-- DATA FOR THIS EXERCISE follows --

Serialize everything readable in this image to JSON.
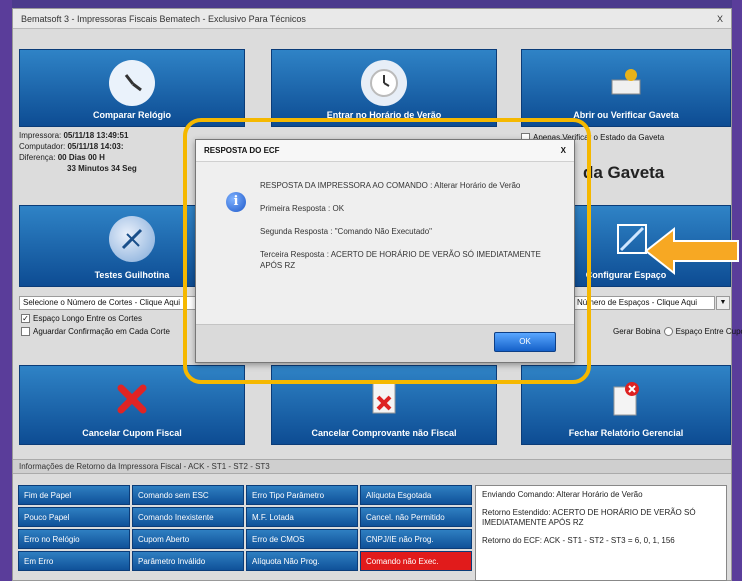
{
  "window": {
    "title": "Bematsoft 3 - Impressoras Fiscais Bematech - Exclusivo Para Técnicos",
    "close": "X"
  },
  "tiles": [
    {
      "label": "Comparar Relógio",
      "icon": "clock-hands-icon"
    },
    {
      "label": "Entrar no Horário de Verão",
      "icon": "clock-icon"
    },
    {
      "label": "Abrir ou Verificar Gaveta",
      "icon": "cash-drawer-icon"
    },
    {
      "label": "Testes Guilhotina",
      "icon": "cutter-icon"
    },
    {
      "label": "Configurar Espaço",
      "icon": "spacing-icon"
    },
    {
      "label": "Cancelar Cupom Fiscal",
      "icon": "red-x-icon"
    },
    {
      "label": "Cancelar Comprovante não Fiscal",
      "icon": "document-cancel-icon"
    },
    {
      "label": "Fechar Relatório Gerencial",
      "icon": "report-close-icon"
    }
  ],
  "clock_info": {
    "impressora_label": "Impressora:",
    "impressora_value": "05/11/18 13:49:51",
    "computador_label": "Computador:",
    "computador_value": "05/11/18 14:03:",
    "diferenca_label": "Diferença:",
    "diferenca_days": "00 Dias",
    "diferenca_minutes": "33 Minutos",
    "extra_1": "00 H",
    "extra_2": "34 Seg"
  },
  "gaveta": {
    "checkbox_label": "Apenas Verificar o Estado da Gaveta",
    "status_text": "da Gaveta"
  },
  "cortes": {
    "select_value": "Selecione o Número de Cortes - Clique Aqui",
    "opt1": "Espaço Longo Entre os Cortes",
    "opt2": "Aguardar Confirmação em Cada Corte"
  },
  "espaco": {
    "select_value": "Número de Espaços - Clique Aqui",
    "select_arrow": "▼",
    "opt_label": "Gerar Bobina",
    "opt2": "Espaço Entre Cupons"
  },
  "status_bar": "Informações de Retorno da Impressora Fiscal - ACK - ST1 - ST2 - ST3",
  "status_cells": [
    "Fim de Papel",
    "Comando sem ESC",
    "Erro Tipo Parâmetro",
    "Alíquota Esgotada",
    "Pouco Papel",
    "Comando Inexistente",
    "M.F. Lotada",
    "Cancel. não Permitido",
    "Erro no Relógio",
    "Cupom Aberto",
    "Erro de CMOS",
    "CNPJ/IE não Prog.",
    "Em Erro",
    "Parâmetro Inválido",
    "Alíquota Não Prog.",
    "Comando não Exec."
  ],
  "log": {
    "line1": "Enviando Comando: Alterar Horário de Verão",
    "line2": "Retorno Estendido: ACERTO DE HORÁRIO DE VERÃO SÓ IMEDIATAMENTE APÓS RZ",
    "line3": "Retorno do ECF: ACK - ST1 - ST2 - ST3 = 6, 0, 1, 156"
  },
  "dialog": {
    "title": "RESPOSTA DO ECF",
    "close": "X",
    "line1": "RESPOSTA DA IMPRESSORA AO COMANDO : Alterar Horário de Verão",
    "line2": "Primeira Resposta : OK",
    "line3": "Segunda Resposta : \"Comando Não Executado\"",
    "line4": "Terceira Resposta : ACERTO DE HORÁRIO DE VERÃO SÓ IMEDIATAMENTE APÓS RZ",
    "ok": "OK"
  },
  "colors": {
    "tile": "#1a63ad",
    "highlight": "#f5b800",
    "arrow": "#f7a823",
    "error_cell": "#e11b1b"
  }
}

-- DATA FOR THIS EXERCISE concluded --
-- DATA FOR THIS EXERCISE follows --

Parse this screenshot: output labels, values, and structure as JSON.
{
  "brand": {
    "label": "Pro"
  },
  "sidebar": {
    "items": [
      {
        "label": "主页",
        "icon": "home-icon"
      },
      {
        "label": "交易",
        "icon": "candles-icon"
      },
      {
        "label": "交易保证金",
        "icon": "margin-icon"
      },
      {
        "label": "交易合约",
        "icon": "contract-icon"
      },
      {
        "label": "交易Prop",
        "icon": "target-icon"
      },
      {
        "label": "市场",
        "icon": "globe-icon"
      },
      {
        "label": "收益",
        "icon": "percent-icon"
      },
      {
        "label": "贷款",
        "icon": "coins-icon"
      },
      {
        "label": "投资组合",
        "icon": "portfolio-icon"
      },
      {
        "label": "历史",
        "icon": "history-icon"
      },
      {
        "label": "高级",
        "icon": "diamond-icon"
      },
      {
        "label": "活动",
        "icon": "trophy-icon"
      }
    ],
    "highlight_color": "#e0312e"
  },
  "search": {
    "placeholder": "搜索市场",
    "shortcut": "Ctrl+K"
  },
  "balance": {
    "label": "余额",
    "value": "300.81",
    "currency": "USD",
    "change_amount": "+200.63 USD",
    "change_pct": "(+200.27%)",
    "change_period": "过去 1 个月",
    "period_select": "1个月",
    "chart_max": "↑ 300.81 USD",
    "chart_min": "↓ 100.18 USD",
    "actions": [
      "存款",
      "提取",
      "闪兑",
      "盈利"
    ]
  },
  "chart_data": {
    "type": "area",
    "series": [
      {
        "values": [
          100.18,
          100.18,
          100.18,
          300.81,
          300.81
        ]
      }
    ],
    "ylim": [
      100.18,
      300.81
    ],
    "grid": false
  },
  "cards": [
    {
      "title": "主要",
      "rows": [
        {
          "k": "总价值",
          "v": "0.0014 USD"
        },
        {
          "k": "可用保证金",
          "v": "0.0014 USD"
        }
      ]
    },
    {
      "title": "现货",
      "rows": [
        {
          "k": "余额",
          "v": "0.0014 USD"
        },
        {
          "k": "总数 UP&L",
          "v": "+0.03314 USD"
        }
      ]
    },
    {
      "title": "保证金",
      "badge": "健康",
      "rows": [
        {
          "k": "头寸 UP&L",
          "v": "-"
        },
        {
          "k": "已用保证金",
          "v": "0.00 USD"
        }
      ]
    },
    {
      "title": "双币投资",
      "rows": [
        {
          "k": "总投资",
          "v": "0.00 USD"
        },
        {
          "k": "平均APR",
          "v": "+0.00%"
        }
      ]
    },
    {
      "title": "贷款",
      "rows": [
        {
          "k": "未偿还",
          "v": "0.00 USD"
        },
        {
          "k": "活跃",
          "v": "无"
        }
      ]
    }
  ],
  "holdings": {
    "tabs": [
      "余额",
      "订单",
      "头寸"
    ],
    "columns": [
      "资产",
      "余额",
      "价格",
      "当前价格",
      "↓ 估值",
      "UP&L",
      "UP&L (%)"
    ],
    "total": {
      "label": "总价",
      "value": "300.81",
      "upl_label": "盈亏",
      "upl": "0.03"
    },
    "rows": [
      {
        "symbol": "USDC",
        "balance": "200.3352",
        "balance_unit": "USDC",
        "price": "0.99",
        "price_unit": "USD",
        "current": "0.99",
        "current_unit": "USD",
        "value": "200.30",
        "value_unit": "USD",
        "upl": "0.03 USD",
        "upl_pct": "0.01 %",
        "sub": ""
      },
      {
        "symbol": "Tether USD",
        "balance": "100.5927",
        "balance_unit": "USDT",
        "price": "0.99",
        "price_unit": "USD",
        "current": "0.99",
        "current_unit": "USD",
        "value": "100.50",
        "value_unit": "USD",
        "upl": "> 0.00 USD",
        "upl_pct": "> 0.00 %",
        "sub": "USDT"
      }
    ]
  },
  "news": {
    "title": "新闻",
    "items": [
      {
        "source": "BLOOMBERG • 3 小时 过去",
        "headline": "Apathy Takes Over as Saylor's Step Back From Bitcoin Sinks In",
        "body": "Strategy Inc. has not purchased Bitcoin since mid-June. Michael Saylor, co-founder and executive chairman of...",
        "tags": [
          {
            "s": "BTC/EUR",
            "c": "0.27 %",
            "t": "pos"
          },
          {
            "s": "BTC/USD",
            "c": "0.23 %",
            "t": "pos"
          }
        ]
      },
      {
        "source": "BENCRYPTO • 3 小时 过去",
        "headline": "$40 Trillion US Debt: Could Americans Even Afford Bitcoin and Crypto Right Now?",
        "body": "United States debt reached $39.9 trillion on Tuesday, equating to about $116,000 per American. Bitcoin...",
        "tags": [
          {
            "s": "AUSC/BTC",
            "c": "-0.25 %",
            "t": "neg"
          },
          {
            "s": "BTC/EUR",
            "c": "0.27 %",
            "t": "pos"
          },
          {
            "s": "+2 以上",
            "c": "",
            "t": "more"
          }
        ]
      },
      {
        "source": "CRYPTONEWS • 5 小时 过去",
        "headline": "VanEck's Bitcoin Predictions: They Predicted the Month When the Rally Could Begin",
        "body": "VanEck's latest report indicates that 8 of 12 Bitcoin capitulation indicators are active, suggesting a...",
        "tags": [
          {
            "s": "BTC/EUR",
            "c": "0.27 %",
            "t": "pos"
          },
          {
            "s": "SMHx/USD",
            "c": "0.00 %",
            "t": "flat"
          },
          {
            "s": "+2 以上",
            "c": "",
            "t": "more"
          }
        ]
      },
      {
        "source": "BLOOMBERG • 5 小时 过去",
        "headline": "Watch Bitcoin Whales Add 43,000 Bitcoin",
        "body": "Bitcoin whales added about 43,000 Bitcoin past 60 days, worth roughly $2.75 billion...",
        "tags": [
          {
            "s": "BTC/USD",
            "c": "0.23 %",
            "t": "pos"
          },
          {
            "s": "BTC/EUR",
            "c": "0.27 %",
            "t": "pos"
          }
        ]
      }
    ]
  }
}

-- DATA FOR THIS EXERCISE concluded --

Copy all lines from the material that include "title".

    "title": "Bematsoft 3 - Impressoras Fiscais Bematech - Exclusivo Para Técnicos",
    "title": "RESPOSTA DO ECF",
      "title": "主要",
      "title": "现货",
      "title": "保证金",
      "title": "双币投资",
      "title": "贷款",
    "title": "新闻",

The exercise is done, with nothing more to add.